A Liberapay team coordinates donations from multiple donors to multiple donees. The donors choose how much they want to give, the team members specify how they want to share the money, and Liberapay attempts to distribute the funds accordingly.

A team account isn't meant to be used by the members of a single legal entity, it is designed for a group of independent individuals or organizations who work together on a common project. However, it's also okay to create a team account for a project that only has one contributor, as this allows marking a donation as being intended to support that project specifically rather than the person behind it.

A team account does not store money for later use.
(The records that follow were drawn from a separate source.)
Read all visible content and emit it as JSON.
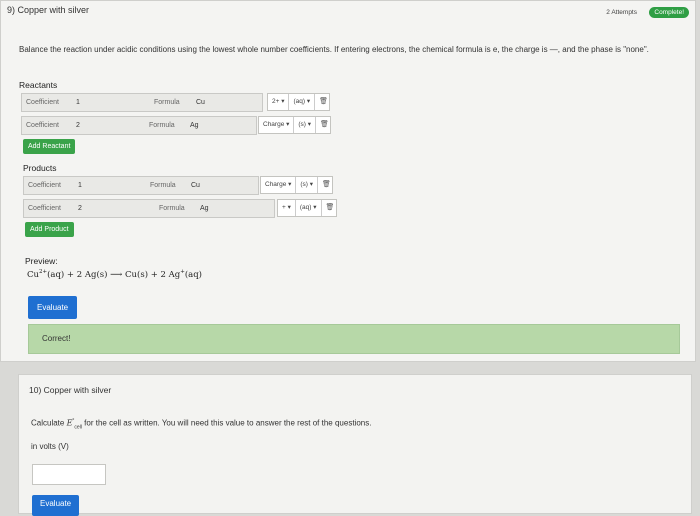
{
  "q9": {
    "title": "9) Copper with silver",
    "attempts": "2 Attempts",
    "status": "Complete!",
    "instructions": "Balance the reaction under acidic conditions using the lowest whole number coefficients. If entering electrons, the chemical formula is e, the charge is —, and the phase is \"none\".",
    "reactants_label": "Reactants",
    "products_label": "Products",
    "coefficient_label": "Coefficient",
    "formula_label": "Formula",
    "reactants": [
      {
        "coefficient": "1",
        "formula": "Cu",
        "charge": "2+ ▾",
        "phase": "(aq) ▾"
      },
      {
        "coefficient": "2",
        "formula": "Ag",
        "charge": "Charge ▾",
        "phase": "(s) ▾"
      }
    ],
    "products": [
      {
        "coefficient": "1",
        "formula": "Cu",
        "charge": "Charge ▾",
        "phase": "(s) ▾"
      },
      {
        "coefficient": "2",
        "formula": "Ag",
        "charge": "+ ▾",
        "phase": "(aq) ▾"
      }
    ],
    "trash_icon": "trash-icon",
    "add_reactant": "Add Reactant",
    "add_product": "Add Product",
    "preview_label": "Preview:",
    "preview": {
      "t1": "Cu",
      "t1_sup": "2+",
      "t2": "(aq) + 2 Ag(s) ⟶ Cu(s) + 2 Ag",
      "t2_sup": "+",
      "t3": "(aq)"
    },
    "evaluate": "Evaluate",
    "correct": "Correct!"
  },
  "q10": {
    "title": "10) Copper with silver",
    "question_pre": "Calculate ",
    "e_symbol": "E",
    "e_sup": "°",
    "e_sub": "cell",
    "question_post": " for the cell as written. You will need this value to answer the rest of the questions.",
    "unit": "in volts (V)",
    "answer_value": "",
    "evaluate": "Evaluate"
  },
  "colors": {
    "complete_green": "#2f9e44",
    "add_button_green": "#3aa34a",
    "evaluate_blue": "#1f6fd1",
    "correct_bg": "#b7d8a8"
  }
}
Every donation is distributed immediately, either to multiple members if possible, or to a single member when splitting the money isn't supported by the payment processor. Because of these payment processing limitations, the amounts received by the members can be temporarily unbalanced, especially if the team has fewer patrons than members.

If Liberapay team accounts don't fit your needs, you may want to use the Open Collective platform instead, which allows a team to be “hosted” by a registered nonprofit. This “fiscal host” is the legal owner of the collective's funds, oversees how they're used, and usually takes a percentage of the donations to fund itself. (We're planning to implement a similar system in Liberapay, but we don't know when it will be done.)

Creating a team

You need to sign into your own account first.

Becoming a team member

Once you have contributed to a team's project, ask its members to invite you. Don't forget to tell them what your username is.

Sharing the money

Teams don't have a hierarchy, all their members are equal and set their own take.

You can change your takes from your teams dashboard. It contains tables that show the nominal takes of all members for the next and previous payday, as well as an estimate of the actual amounts of money they'll receive in the next payday.

The nominal takes are the raw numbers that the members input themselves, the actual takes are computed by the system: first it sums up the nominal takes, then it computes the percentage that each take represents, and finally it applies those percentages to the available income. Nominal takes also act as maximums: the actual takes are never higher than the nominal ones, even if additional income is available.

You may wonder why we treat nominal takes as maximums instead of simple percentages. It's because having maximums allows a team to have unused income (called “leftover”), and that is good in several ways. Firstly, it provides a “cushion” that stabilizes the income of the team's members. Secondly, it eases the integration of new members into a team, because as they increase their takes they reduce the leftover instead of affecting the income of the other members. Thirdly, it allows our software to adjust the amounts that donors actually transfer to the team's members, in a way that balances the donors' contributions over time, thus making the system more fair. Finally, it encourages donating to a team even if it has already reached its funding goal, which is good for the stability of the team's income.

Automatic takes

By default all team members have their take set to the special value 'auto', which corresponds to an equal share of the leftover. In other words, the members who set their takes explicitly get funded first, then whatever's left is distributed in equal amounts to the members who have automatic takes.

Regulation of take amounts

When “take throttling” is enabled for a team, its members can't raise their takes higher than a maximum computed on the basis of the nominal takes at the time of the previous payday. This mechanism is meant to encourage inviting new contributors to join the team, by ensuring that they won't take a disproportionate share of the income in their first weeks.

The limit works like this: you can always increase your take to $1.00 if it was below that, you can double your take compared to the previous week, you can raise your take to claim the team's leftover income, and you can bring your take up to the level of the median take in the previous payday. Whichever of these possibilities results in the highest amount is your maximum take for the week.

Takes are not limited if the team has only one member, or if the previous week's takes were all zero (which is the case for any new team that has been created after the most recent payday).

Please contact support if you want to enable or disable the take limits for an existing team. Don't forget to include evidence that the change has been approved by the other team members.

Removing team membership

You can leave a team from your teams dashboard.

Kicking a member out of a team is not implemented yet. Please contact support with evidence that the member needs to be kicked out and that there is consensus on that among the other members.

Closing a team account

A team account is automatically closed when its last member leaves.